The Right Material Requires The Proper Manufacturing Technique
The combination of one or more of these newer, non-traditional polymers coupled with evolving manufacturing methods opens new pathways for sophisticated medical devices. Researchers are working on dissolvable sensors with electrically conductive circuits which function in tissue or the bloodstream for a predetermined period of time before being absorbed into the host tissue and then are eliminated from the body via its normal processes.
Some exciting new processing technologies are also helping change the landscape of new product development. The ability of additive manufacturing to produce functional parts with some of the high-temperature materials such as PEEK or polyphenylsulfone (PPSU) for long-term implantable components is just one such enabling technology. Another additive manufacturing process allows multiple materials, with different colors or different stiffness to be combined into a single part. A third additive manufacturing application takes advantage of high temperature materials making possible new mold-making methods that can incorporate features like conformal cooling in the mold as it is being made. Traditional cooling requires adding cooling channels to a mold after it is made, often resulting in significant temperature differences in non-cooled areas of the mold. The additive manufacturing process also can be used with high-temperature polymers to quickly make entire prototype molds, similar to metal molds, usable for producing limited-run injection-molded thermoplastic parts!

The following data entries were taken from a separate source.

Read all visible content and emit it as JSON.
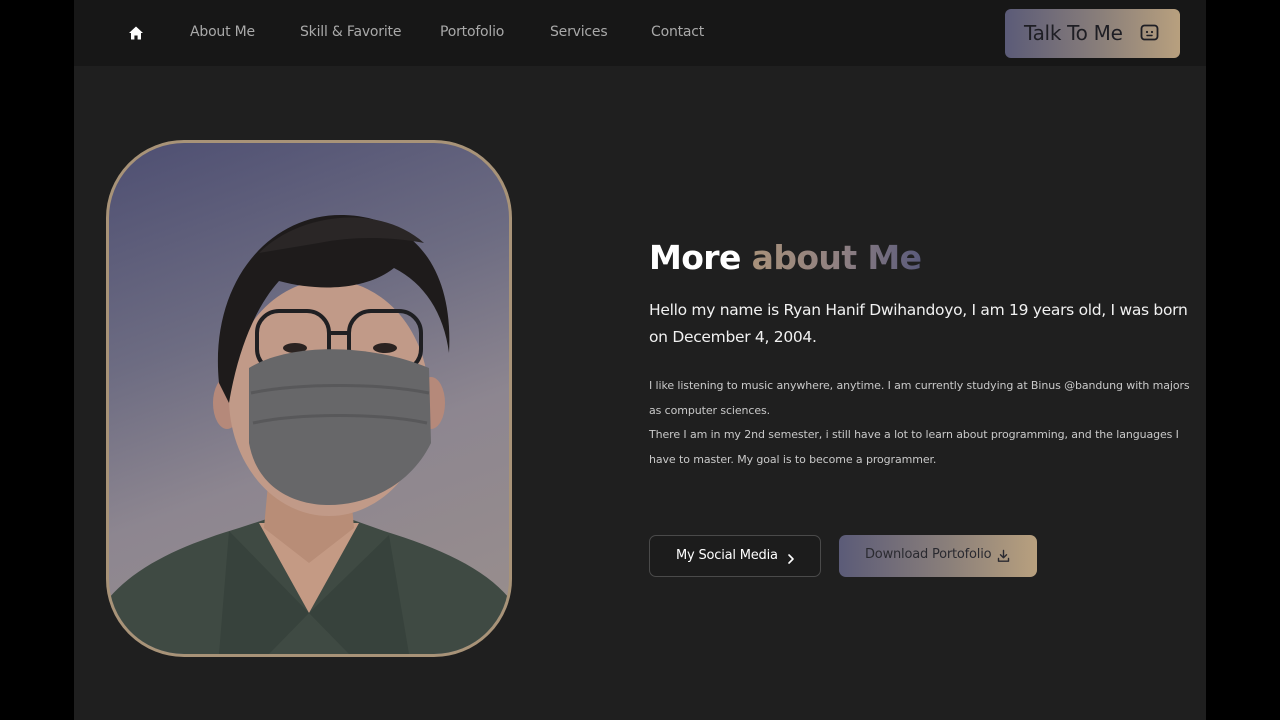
{
  "nav": {
    "home_icon": "home-icon",
    "links": [
      "About Me",
      "Skill & Favorite",
      "Portofolio",
      "Services",
      "Contact"
    ],
    "cta_label": "Talk To Me",
    "cta_icon": "chat-icon"
  },
  "hero": {
    "photo_alt": "Profile photo",
    "title_main": "More",
    "title_accent": "about Me",
    "lead": "Hello my name is Ryan Hanif Dwihandoyo, I am 19 years old, I was born on December 4, 2004.",
    "para1": "I like listening to music anywhere, anytime. I am currently studying at Binus @bandung with majors as computer sciences.",
    "para2": "There I am in my 2nd semester, i still have a lot to learn about programming, and the languages I have to master. My goal is to become a programmer.",
    "social_label": "My Social Media",
    "social_icon": "chevron-right-icon",
    "download_label": "Download Portofolio",
    "download_icon": "download-icon"
  },
  "colors": {
    "background": "#1f1f1f",
    "nav_background": "#171717",
    "accent_gradient_start": "#5b5b78",
    "accent_gradient_end": "#b8a07e",
    "frame_border": "#a89378"
  }
}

Other new processes that are giving extended properties to molded parts include the powdered metal and powdered ceramics injection-molding processes. By combining these manufacturing techniques with the newest materials technologies, manufacturers can create higher-temperature components that are often more resistant to wear, are more resistant to adverse chemical exposure and are usable in high-temperature environments.
Non-stick surface technology developed at MIT, and now commercially available from LiquiGlide is made possible by engineering the surfaces in a way that prevents even viscous liquids from adhering to the wall of containers. A similar effect is obtained using a fluoropolymer additive from Daikin America. The additive is used with polymers used to create bottles or other containers for high-value contents such as specialty biopharmaceuticals, (e.g., Botox and similar very expensive fluids) where any residual product in the container is the equivalent of losing hundreds or thousands of dollars of product. This same additive may have applications in medical devices that could benefit from a non-stick or anti-adhering surface, for example, non-fouling catheters to resist thrombus formation or other surface build-up.

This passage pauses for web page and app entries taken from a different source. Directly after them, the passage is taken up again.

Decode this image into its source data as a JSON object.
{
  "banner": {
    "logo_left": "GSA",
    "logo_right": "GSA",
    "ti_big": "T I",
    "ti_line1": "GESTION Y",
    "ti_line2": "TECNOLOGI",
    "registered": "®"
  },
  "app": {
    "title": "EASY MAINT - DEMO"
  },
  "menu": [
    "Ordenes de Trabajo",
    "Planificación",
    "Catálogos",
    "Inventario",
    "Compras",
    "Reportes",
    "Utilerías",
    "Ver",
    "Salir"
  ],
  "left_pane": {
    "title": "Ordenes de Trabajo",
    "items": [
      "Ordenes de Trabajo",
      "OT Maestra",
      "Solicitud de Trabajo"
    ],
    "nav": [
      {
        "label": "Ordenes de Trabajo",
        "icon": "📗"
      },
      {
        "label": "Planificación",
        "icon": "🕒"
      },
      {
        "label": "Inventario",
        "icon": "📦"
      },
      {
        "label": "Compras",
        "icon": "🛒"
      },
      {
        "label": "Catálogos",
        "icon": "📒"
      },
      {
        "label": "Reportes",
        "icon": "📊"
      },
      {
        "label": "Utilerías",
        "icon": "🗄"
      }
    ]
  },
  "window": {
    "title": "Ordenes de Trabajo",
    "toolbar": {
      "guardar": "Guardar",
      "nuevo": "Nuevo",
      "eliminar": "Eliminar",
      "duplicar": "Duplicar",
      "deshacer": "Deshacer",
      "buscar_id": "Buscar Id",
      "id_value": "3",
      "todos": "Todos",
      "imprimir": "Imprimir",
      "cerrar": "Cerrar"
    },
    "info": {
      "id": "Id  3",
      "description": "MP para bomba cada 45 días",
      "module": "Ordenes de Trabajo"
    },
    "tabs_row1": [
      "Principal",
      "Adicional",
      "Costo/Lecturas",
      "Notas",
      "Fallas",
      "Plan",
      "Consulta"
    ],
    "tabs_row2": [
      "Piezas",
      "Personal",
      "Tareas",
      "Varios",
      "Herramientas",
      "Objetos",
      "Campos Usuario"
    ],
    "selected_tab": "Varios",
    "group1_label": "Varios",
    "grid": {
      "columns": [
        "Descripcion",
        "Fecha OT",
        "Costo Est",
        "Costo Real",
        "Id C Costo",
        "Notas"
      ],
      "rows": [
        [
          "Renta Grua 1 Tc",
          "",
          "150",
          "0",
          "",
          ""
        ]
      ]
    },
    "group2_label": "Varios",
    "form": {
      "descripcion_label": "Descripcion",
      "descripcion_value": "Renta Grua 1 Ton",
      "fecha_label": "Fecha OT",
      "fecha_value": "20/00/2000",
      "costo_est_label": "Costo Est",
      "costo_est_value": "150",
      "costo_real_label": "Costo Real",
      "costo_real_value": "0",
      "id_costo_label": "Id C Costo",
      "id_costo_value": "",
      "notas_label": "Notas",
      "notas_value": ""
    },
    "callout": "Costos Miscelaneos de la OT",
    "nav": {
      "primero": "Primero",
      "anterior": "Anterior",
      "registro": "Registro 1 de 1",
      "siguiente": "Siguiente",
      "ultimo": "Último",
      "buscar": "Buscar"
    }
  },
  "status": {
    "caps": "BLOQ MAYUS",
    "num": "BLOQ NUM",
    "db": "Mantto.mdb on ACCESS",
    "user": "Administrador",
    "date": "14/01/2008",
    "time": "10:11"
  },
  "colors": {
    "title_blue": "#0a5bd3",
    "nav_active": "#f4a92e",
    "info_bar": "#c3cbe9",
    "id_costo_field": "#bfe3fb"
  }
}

There are so many exciting new materials and processing techniques that, alone or in combination, will enable the healthcare industry to create innovative, next-generation products. They will allow more effective treatments and the promise of better patient outcomes.
About The Author
Len Czuba is the president of Czuba Enterprises, Inc., whose new product development initiatives include taking medical devices from concept to market. Czuba has a BS in biosciences from Southern Illinois University, as well as more than 30 years of experience in polymer synthesis, compounding and material development in the medical device industry. He may be contacted at LCzuba@czubaenterprises.com, or by visiting www.czubaenterprises.com.